Woonerf (pronounced VONE-erf; and roughly translated as “living streets”) is the Dutch term for a special kind of street (or group of streets) that functions as shared public space — for pedestrians, cyclists, children and, in some cases, slow-moving, cautiously driven cars as well. It is intended to function without traffic lights, stop signs, lane dividers or even sidewalks. Indeed, the whole point is to encourage human interaction, and those who use the space are forced to be aware of both others and the environment around them (i.e. – making eye contact and engaging in person-to-person interactions). People have recognized that many residential streets are unattractive to live on, as well as unsafe for children to play in, because they are designed for little more than motor vehicle access and parking. Along with “complete streets”, urban design is trending towards these types of considerations to make the pedestrian environment more welcoming. In the appropriate location, these are great places for artisans, co-working, retail and food!

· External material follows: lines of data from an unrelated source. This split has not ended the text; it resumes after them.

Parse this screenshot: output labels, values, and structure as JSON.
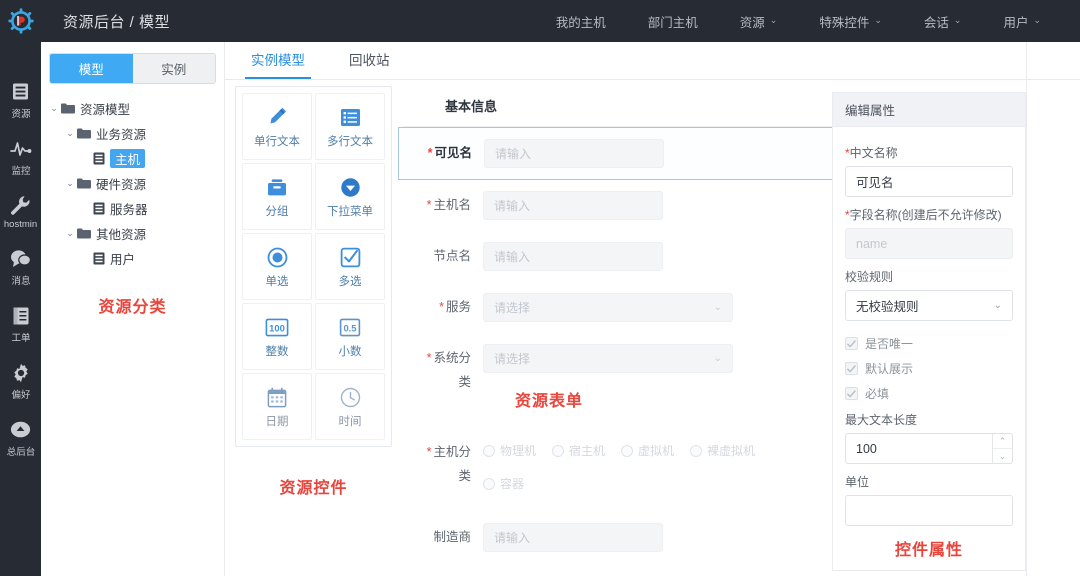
{
  "header": {
    "logo_icon": "gear-logo-icon",
    "title": "资源后台 / 模型",
    "nav": [
      {
        "label": "我的主机",
        "has_caret": false
      },
      {
        "label": "部门主机",
        "has_caret": false
      },
      {
        "label": "资源",
        "has_caret": true
      },
      {
        "label": "特殊控件",
        "has_caret": true
      },
      {
        "label": "会话",
        "has_caret": true
      },
      {
        "label": "用户",
        "has_caret": true
      }
    ],
    "caret_glyph": "⌄",
    "bg_color": "#272b33"
  },
  "rail": {
    "items": [
      {
        "label": "资源",
        "icon": "list-document-icon",
        "active": true
      },
      {
        "label": "监控",
        "icon": "heartbeat-pulse-icon",
        "active": false
      },
      {
        "label": "hostmin",
        "icon": "wrench-icon",
        "active": false
      },
      {
        "label": "消息",
        "icon": "chat-bubble-icon",
        "active": false
      },
      {
        "label": "工单",
        "icon": "clipboard-icon",
        "active": false
      },
      {
        "label": "偏好",
        "icon": "gear-icon",
        "active": false
      },
      {
        "label": "总后台",
        "icon": "circle-up-arrow-icon",
        "active": false
      }
    ]
  },
  "tree_panel": {
    "segments": [
      {
        "label": "模型",
        "active": true
      },
      {
        "label": "实例",
        "active": false
      }
    ],
    "nodes": [
      {
        "label": "资源模型",
        "depth": 0,
        "type": "folder",
        "expanded": true,
        "selected": false
      },
      {
        "label": "业务资源",
        "depth": 1,
        "type": "folder",
        "expanded": true,
        "selected": false
      },
      {
        "label": "主机",
        "depth": 2,
        "type": "model",
        "expanded": false,
        "selected": true
      },
      {
        "label": "硬件资源",
        "depth": 1,
        "type": "folder",
        "expanded": true,
        "selected": false
      },
      {
        "label": "服务器",
        "depth": 2,
        "type": "model",
        "expanded": false,
        "selected": false
      },
      {
        "label": "其他资源",
        "depth": 1,
        "type": "folder",
        "expanded": true,
        "selected": false
      },
      {
        "label": "用户",
        "depth": 2,
        "type": "model",
        "expanded": false,
        "selected": false
      }
    ],
    "annotation": "资源分类",
    "annotation_color": "#e8453c",
    "arrow_glyph": "⌄"
  },
  "tabs": [
    {
      "label": "实例模型",
      "active": true
    },
    {
      "label": "回收站",
      "active": false
    }
  ],
  "palette": {
    "annotation": "资源控件",
    "widgets": [
      {
        "label": "单行文本",
        "icon": "pencil-icon",
        "style": "blue"
      },
      {
        "label": "多行文本",
        "icon": "list-lines-icon",
        "style": "blue"
      },
      {
        "label": "分组",
        "icon": "inbox-tray-icon",
        "style": "blue"
      },
      {
        "label": "下拉菜单",
        "icon": "dropdown-circle-icon",
        "style": "blue"
      },
      {
        "label": "单选",
        "icon": "radio-circle-icon",
        "style": "blue"
      },
      {
        "label": "多选",
        "icon": "checkbox-square-icon",
        "style": "blue"
      },
      {
        "label": "整数",
        "icon": "number-100-icon",
        "style": "blue"
      },
      {
        "label": "小数",
        "icon": "decimal-05-icon",
        "style": "blue"
      },
      {
        "label": "日期",
        "icon": "calendar-icon",
        "style": "faint"
      },
      {
        "label": "时间",
        "icon": "clock-icon",
        "style": "faint"
      }
    ]
  },
  "form": {
    "section_title": "基本信息",
    "annotation": "资源表单",
    "input_placeholder": "请输入",
    "select_placeholder": "请选择",
    "dropdown_glyph": "⌄",
    "rows": [
      {
        "label": "可见名",
        "required": true,
        "type": "input",
        "selected": true,
        "two_line": false
      },
      {
        "label": "主机名",
        "required": true,
        "type": "input",
        "selected": false,
        "two_line": false
      },
      {
        "label": "节点名",
        "required": false,
        "type": "input",
        "selected": false,
        "two_line": false
      },
      {
        "label": "服务",
        "required": true,
        "type": "select",
        "selected": false,
        "two_line": false
      },
      {
        "label": "系统分",
        "label_line2": "类",
        "required": true,
        "type": "select",
        "selected": false,
        "two_line": true
      },
      {
        "label": "主机分",
        "label_line2": "类",
        "required": true,
        "type": "radio",
        "selected": false,
        "two_line": true,
        "options": [
          "物理机",
          "宿主机",
          "虚拟机",
          "裸虚拟机",
          "容器"
        ]
      },
      {
        "label": "制造商",
        "required": false,
        "type": "input",
        "selected": false,
        "two_line": false
      }
    ]
  },
  "properties": {
    "title": "编辑属性",
    "annotation": "控件属性",
    "fields": {
      "cn_name_label": "中文名称",
      "cn_name_required": true,
      "cn_name_value": "可见名",
      "field_name_label": "字段名称(创建后不允许修改)",
      "field_name_required": true,
      "field_name_placeholder": "name",
      "rule_label": "校验规则",
      "rule_value": "无校验规则",
      "max_len_label": "最大文本长度",
      "max_len_value": "100",
      "unit_label": "单位",
      "unit_value": ""
    },
    "checkboxes": [
      {
        "label": "是否唯一",
        "checked": true,
        "disabled": true
      },
      {
        "label": "默认展示",
        "checked": true,
        "disabled": true
      },
      {
        "label": "必填",
        "checked": true,
        "disabled": true
      }
    ],
    "stepper_up_glyph": "⌃",
    "stepper_down_glyph": "⌄",
    "dropdown_glyph": "⌄"
  }
}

Some common design elements include: shared and paved space that is intended for all street users; use of physical barriers, like curves, to maintain slow vehicular speeds; accommodation of landscaping and street furniture. At BCT we see opportunities to study incorporation of programmatic elements like retail, residential dwellings, creative / artisan uses, and public/private open spaces so as to make these types of urban design elements more engaging for both users and visitors alike.